It’s a shame when a film’s ending nullifies the preceding hour-plus worth of content, but such are my feelings on Eytan Rockaway’s The Abandoned. I was engaged for most of the its entirety, chilled by the stony isolation of a dilapidated luxury building. Atmosphere and tension go a long way towards the end of Act I and an eerily haunting Act II, but an Act III ending jumps into a realm that simply doesn’t have to be addressed. There’s an extension into a more personal story, one that throws away horror for something more human – more affecting – yet it’s one of the film’s major downfalls. Rockaway pulls the rug out from unsuspecting horror fans in this moment, jumping ship in a way that’s neither emotional, nor powerfully satisfying.
Louisa Krause stars as Julia Streak, a rookie night watchwoman who’s about to spend her first night on the job. The building she’s set to watch is an old luxury residence loaded with lavish decor and tremendous amenities, but since it was never finished, the structure just exists as a hollow failure. Nonetheless, Julia is paid to patrol the halls to keep vagrants out, while her partner, Cooper (Jason Patric), monitors the security cameras. But the empty building has a way of getting into people’s heads, and as Julia explores the vacant rooms, she begins to hear voices the lead to a sealed metal door. Think she opens it?
OF COURSE SHE DOES. C’mon, do you even watch horror movies, bro?
It’s worth mentioning that Cooper’s movement is restricted by his wheelchair, which adds a little more danger to the whole ordeal. Julia is forced to explore most empty rooms by herself, as Cooper watches from a nifty headset camera that shows her direct POV. No need to get nervous, though – Rockaway stays away from found-footage generics given Julia’s recording device. Instead, the filmmaker builds a cavernous construct that’s inherent with foreboding tension. Each room is a wide-open, dimly lit source of grandeur, and set design goes a long way in sending chills up our spine. Rockaway and cinematographer Zack Galler capture isolation at its most unnerving, building a strong foundation through each visual conquest.
The story itself, written by Rockaway and Ido Fluk, works for the haunted house approach that’s sought out – it’s just the film’s ending that halts momentum to a gloomy standstill. Otherwise, Julie’s inaugural night is a spooky endeavor that hits all the notes that an invasive paranormal thriller should, even if it doesn’t rewrite the history books.
Night vision reveals unmentionables that our characters can’t immediately see, lights flicker at random, and internal paranoias blur reality, but it’s all charged by a noticeable fear found in Louisa Krause’s leading performance. Patric is more the annoyed, wise-cracking partner, wanting to just drink his way through the night, but Krause embraces the chaos, and pushes forward anxiously.
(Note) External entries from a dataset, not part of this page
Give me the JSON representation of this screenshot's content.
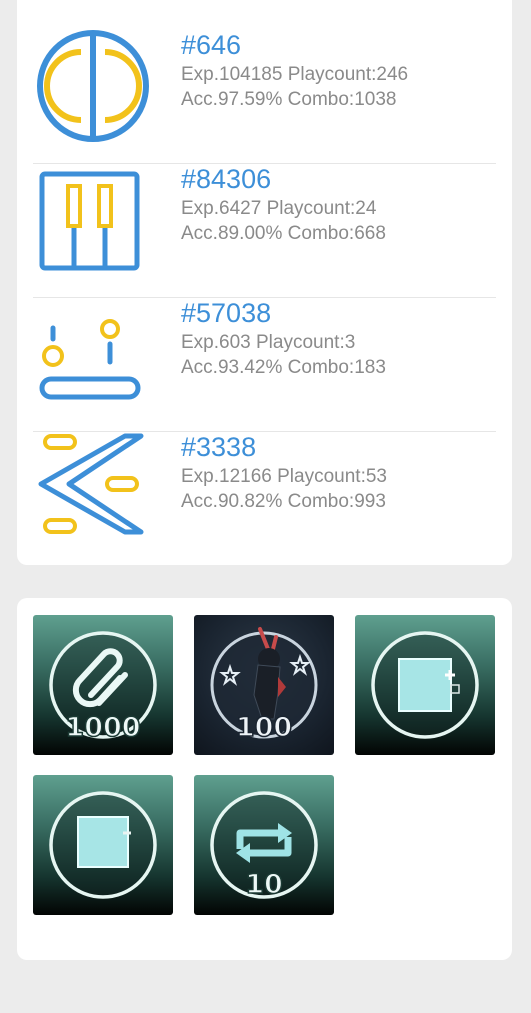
{
  "modes": [
    {
      "icon": "key-mode-icon",
      "rank": "#646",
      "exp_line": "Exp.104185 Playcount:246",
      "acc_line": "Acc.97.59% Combo:1038"
    },
    {
      "icon": "piano-mode-icon",
      "rank": "#84306",
      "exp_line": "Exp.6427 Playcount:24",
      "acc_line": "Acc.89.00% Combo:668"
    },
    {
      "icon": "catch-mode-icon",
      "rank": "#57038",
      "exp_line": "Exp.603 Playcount:3",
      "acc_line": "Acc.93.42% Combo:183"
    },
    {
      "icon": "slide-mode-icon",
      "rank": "#3338",
      "exp_line": "Exp.12166 Playcount:53",
      "acc_line": "Acc.90.82% Combo:993"
    }
  ],
  "medals": [
    {
      "icon": "paperclip-icon",
      "label": "1000"
    },
    {
      "icon": "character-icon",
      "label": "100"
    },
    {
      "icon": "puzzle-block-icon",
      "label": ""
    },
    {
      "icon": "block-icon",
      "label": ""
    },
    {
      "icon": "repeat-icon",
      "label": "10"
    }
  ],
  "colors": {
    "blue": "#3d8fd8",
    "yellow": "#f2c21b",
    "gray_text": "#8a8a8a"
  }
}
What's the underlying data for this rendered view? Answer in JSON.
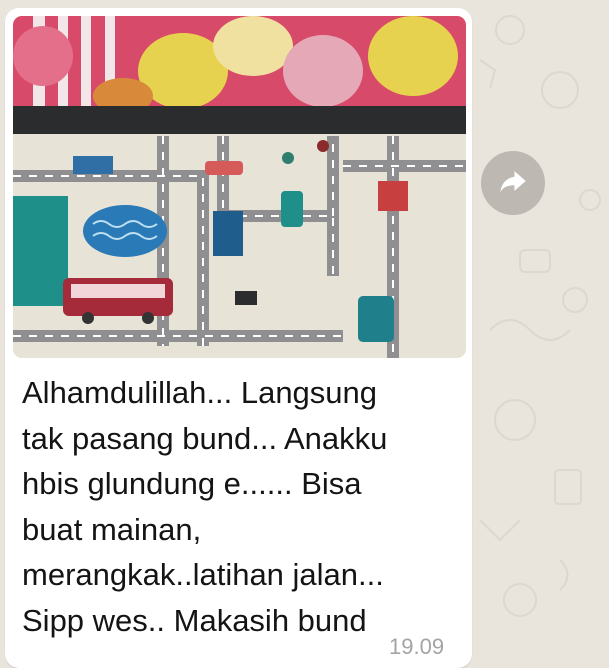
{
  "chat": {
    "message": {
      "caption": "Alhamdulillah... Langsung\ntak pasang bund... Anakku\nhbis glundung e...... Bisa\nbuat mainan,\nmerangkak..latihan jalan...\nSipp wes.. Makasih bund",
      "time": "19.09",
      "image_icon": "photo-of-play-mat"
    },
    "forward_button": {
      "icon": "share-forward-icon"
    }
  },
  "colors": {
    "wallpaper": "#e9e4dc",
    "bubble": "#ffffff",
    "text": "#141414",
    "timestamp": "#a4a4a4",
    "forward_button": "#bdb8b1"
  }
}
It’s your typical “WHY IS SHE GOING DOWN THE PITCH-BLACK HALLWAY ALONE” material, but Rockaway crafts each encounter with tension in mind, and delivers said product.
This brings us to the film’s ending, which would leave a much different impression if the final five minutes (or so) were stricken from the record. I get it – The Abandoned doesn’t WANT to simply be another creepy story, and attempts something weightier. Something with more humanity. A movie that possesses a message and wallops you at the end with an unforeseen conclusion. These are the things I wanted to feel, but twisted realizations only turned into questions, uncertainty, and an ending that’s far too jarring for the film’s initial buildup. Suitable scares turn into an emotional barrage that rewrites the entirety of Rockaway’s work, and while ambition is surely an enviable quality, it spells doom for what could have been a passable thriller.
I’ll leave you with this: The Abandoned is a horror movie that should be watched by fans who enjoy a good structural haunt, but just know that the ending will not work for all audiences. It’s worth the test in my eyes, because not everyone will agree with my assessment. Nor should they. Some people may fall in love with the more heartfelt ending, and for them, Rockaway’s mystique should provide a warm embrace. But others, like me, will only be left with the taste of an off-putting finale, and its lingering taste as the credits role.
The Abandoned is a steadfast and creepy haunted flick, until the final five minutes sink the entire production. It'll work for some, but sadly not for most.